Thursday, October 22, 2009
Ultimately, Gold is money...it's a way to store wealth over the long term.
Just ask Terry Herbert. The man spent his time with a metal detector, looking for treasure in England's green and golden fields. He'd been looking for years, but when he finally found something important it "brought tears to my eyes," he says.
What Mr. Herbert found was perhaps the greatest discovery of buried treasure in English history - 1,500 different artifacts of gold and silver...dagger hilts, crosses, helmet cheek pieces and other items of war booty from the Anglo-Saxon period, about 1,400 years ago.
Had Mr. Herbert stumbled upon some IOUs from a Saxon chieftain, it would have been a remarkable discovery. Its historical value might have been inestimable. But what he found weighed in at 11 pounds of gold. In addition to the value to museums and historians, it has monetary value. Even if you melted it down, erasing all trace of its history and provenance, it would still be worth about $160,000 at today's price - probably about as much as it was when the Saxons stole it.
Gold's "price has been remarkably similar for centuries at a time," wrote Roy W. Jastram in his 1977 book, The Golden Constant. "Its purchasing power in the middle of the twentieth century was very nearly the same as in the midst of the seventeenth century."

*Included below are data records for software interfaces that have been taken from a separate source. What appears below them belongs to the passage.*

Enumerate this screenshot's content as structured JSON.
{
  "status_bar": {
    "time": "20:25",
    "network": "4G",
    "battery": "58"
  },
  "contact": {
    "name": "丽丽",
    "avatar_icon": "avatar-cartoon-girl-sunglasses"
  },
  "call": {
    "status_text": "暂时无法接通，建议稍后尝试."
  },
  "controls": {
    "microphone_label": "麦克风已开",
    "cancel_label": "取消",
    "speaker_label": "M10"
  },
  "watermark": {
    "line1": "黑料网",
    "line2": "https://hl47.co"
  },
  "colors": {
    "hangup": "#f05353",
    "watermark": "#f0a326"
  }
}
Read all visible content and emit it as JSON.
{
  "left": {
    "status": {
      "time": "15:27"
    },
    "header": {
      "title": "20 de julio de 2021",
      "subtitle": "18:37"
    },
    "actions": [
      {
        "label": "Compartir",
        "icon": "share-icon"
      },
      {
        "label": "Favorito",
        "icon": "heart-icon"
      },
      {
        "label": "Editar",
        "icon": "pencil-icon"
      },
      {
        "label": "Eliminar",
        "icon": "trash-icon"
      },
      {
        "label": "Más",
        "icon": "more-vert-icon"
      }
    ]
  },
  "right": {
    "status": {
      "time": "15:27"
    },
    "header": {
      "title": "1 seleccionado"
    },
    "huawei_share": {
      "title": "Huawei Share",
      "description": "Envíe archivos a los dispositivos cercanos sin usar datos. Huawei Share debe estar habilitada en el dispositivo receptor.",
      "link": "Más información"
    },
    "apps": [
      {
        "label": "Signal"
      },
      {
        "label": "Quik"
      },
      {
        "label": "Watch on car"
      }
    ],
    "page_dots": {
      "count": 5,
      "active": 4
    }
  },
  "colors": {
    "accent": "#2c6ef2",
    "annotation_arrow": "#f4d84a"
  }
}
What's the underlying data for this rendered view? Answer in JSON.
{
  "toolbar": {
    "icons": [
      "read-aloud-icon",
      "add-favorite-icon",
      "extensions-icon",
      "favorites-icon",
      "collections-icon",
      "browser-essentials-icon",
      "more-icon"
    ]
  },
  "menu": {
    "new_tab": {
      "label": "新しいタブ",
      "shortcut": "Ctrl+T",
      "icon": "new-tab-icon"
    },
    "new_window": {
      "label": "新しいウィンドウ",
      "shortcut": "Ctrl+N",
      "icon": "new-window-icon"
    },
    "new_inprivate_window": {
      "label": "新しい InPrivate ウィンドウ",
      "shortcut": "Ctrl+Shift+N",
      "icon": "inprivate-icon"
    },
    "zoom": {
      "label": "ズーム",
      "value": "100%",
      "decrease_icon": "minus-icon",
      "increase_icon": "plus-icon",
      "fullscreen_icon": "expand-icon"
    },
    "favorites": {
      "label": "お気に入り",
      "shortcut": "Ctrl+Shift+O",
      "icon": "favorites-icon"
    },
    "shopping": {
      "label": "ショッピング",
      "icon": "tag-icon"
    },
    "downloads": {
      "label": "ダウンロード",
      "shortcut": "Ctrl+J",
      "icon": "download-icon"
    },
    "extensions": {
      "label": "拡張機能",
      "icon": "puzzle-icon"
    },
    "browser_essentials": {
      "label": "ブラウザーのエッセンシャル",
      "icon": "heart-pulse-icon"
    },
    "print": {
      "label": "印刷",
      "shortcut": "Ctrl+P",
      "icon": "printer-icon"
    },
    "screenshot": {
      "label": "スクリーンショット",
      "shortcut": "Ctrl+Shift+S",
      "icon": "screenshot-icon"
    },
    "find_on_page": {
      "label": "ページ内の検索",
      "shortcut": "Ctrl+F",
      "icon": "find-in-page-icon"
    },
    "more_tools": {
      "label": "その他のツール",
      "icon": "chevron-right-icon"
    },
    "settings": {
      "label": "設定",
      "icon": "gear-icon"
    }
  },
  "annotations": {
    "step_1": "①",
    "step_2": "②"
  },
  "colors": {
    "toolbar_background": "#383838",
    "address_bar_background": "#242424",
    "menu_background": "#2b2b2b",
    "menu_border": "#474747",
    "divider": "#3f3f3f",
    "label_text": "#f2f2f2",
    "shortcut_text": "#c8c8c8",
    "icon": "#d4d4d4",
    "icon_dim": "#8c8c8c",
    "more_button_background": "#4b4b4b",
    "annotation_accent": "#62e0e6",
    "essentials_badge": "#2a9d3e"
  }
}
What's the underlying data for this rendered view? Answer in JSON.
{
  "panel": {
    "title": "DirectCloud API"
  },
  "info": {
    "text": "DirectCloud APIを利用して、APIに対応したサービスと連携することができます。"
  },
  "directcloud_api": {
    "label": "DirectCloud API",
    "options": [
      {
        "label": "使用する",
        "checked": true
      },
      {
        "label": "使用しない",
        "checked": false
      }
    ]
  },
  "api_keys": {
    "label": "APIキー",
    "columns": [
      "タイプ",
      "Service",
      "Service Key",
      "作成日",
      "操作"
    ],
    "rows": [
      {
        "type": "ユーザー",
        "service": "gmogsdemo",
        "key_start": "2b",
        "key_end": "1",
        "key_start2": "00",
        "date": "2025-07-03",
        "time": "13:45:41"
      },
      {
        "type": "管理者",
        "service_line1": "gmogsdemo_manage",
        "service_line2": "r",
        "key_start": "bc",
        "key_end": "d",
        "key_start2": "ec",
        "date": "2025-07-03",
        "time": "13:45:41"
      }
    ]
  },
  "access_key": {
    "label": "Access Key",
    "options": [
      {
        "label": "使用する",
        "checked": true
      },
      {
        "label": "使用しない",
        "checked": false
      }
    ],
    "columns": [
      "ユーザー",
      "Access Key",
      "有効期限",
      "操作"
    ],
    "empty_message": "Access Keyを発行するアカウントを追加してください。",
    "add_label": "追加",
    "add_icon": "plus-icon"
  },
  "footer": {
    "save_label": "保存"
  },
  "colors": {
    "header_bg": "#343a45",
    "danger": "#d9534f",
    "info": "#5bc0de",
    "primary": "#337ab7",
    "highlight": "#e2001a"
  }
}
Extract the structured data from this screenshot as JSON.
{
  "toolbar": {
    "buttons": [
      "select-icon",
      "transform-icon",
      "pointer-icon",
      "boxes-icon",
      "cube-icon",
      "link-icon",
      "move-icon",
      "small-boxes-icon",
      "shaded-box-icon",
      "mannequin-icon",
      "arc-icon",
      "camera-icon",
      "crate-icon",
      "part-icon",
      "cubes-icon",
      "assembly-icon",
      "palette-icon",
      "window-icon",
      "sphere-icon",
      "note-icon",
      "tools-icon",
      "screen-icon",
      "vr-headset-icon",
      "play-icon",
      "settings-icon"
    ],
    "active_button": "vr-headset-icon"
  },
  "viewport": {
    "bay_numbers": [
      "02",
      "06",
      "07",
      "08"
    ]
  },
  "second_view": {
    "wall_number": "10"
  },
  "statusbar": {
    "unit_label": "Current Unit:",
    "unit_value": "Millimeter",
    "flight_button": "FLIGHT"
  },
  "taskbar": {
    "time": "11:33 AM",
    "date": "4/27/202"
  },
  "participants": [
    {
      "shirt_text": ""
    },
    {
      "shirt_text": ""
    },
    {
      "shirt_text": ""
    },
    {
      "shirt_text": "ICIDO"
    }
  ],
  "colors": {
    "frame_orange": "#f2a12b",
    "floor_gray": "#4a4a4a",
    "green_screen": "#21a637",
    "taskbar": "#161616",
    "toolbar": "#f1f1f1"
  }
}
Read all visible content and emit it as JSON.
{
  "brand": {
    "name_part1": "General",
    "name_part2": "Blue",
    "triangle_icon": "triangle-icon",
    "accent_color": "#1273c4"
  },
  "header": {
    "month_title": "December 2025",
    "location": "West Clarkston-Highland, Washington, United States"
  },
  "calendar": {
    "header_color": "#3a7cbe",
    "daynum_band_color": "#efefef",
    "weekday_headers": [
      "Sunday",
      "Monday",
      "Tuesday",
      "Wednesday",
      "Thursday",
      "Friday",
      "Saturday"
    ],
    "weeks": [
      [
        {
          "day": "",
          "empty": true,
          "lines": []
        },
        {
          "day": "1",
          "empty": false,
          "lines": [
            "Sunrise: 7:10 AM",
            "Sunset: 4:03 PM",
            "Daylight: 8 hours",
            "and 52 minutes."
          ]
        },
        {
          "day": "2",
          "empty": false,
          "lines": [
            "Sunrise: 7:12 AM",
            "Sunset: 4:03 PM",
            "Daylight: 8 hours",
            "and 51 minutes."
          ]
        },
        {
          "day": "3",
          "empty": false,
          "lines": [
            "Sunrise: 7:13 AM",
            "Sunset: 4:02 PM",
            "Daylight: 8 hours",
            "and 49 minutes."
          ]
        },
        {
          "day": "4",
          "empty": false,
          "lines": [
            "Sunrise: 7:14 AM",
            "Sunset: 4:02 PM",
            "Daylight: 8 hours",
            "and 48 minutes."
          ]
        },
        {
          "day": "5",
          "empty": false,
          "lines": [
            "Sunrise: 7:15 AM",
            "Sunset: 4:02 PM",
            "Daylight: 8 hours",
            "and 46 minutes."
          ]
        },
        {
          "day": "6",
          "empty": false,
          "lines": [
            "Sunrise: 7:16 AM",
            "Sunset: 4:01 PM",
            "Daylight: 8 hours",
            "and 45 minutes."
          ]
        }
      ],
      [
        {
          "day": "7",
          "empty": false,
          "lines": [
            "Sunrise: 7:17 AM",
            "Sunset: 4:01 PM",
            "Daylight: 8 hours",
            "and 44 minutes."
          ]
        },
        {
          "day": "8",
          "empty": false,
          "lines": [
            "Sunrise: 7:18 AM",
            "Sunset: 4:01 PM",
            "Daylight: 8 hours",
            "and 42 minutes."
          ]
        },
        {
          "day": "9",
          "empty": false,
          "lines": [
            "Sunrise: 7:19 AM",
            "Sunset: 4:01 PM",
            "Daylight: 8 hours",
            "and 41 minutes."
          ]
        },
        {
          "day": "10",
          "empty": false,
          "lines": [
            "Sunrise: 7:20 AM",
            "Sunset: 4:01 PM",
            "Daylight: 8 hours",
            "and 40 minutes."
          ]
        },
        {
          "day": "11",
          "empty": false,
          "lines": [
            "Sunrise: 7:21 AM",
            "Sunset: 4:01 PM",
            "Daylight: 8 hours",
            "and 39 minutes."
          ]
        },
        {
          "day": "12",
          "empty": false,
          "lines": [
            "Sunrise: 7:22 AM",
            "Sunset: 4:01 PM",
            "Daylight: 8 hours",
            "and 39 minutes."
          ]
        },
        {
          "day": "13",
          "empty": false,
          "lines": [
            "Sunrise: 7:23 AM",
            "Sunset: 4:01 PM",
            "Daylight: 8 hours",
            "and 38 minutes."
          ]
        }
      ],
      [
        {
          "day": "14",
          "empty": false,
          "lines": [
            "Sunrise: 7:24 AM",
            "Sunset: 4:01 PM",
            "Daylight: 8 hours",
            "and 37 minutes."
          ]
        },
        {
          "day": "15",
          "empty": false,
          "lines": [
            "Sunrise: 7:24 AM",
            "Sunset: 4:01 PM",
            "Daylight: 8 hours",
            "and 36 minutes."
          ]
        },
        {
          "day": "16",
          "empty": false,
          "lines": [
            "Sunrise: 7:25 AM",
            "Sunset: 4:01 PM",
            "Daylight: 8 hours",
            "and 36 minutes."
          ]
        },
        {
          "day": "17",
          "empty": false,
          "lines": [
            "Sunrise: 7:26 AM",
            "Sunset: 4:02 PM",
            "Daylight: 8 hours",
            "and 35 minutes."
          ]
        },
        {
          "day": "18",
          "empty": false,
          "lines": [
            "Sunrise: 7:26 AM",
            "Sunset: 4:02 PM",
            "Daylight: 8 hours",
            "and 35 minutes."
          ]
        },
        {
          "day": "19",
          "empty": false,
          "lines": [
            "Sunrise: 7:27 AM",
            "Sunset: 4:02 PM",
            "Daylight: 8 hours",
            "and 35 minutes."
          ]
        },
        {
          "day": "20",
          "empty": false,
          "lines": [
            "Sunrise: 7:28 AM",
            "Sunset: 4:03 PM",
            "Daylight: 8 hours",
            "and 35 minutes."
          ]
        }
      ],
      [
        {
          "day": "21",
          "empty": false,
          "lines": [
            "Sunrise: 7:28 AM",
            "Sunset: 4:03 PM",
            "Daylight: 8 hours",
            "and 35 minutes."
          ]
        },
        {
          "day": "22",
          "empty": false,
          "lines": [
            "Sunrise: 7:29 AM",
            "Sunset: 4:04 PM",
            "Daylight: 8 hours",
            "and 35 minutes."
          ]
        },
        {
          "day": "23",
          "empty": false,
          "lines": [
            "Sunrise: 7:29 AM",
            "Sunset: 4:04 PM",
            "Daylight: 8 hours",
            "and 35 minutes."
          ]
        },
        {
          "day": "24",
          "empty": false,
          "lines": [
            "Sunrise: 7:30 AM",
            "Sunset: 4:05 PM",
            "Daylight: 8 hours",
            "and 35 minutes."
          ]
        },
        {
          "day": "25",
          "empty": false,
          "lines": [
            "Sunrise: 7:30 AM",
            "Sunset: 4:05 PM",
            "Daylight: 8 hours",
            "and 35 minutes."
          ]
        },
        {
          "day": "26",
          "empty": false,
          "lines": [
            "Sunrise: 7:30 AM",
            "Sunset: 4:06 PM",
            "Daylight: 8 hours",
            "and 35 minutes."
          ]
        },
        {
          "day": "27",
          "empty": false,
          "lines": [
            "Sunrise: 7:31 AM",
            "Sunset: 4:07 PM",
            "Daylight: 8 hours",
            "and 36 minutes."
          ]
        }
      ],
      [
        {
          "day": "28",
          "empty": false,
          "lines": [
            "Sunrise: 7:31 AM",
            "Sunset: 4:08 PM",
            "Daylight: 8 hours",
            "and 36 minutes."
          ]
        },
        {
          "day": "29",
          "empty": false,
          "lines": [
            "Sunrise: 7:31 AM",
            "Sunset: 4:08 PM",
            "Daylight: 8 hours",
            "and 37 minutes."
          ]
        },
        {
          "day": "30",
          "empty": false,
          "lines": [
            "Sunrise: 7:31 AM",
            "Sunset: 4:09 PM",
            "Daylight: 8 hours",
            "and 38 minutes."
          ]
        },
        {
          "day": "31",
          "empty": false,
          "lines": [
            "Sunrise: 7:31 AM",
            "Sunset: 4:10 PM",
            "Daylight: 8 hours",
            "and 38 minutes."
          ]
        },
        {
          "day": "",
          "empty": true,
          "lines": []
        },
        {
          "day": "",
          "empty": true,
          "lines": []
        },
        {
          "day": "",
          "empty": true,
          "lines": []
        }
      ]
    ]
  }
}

Gold outlives paper money, empires, governments...all of us and all our institutions.
Monday, October 19, 2009
Great article by Chris Martenson
Exponential Money in a Finite World
I recently attended and presented at the Association for the Study of Peak Oil (ASPO) conference in Denver.
The entire summary of everything I heard boils down to this: We are already past peak oil.
I'll wait for a minute while that sinks in.
While the implications are enormous, seemingly incalculable and therefore ungraspable, I truly believe that understanding the impact this will have on our economy will illuminate the future for those who take the time to internalize the details.
One of my central contributions centers on the idea that it is our monetary system itself that is out of step with reality. Everything else we see around us economically is merely a symptom, while the cause of our current and future ills is the dependence of our monetary system on perpetual exponential growth. A profound and important set of conclusions immediately result from the acceptance of this argument.
While I spend a lot of time sifting through current data and trying to explain it, this is the primary scaffolding upon which I hang everything else and which drives my long-term views.
(see CM website for rest of article)
Wednesday, October 7, 2009
It is a bit like buying meat. You can’ get meat for the price of a cow. You have the premiums involved in dicing and slicing and processing to get it to your table. With smaller cuts, the price is even higher per pound or kg. With YOUnique (for example), their gold and silver are mostly small denominations in order to help people to save in small amounts, amounts they can afford. However, it does cost them a little more for the smaller denominations than it would, say, for a 1kg bar. But who's got a spare US$50K floating around for one of those?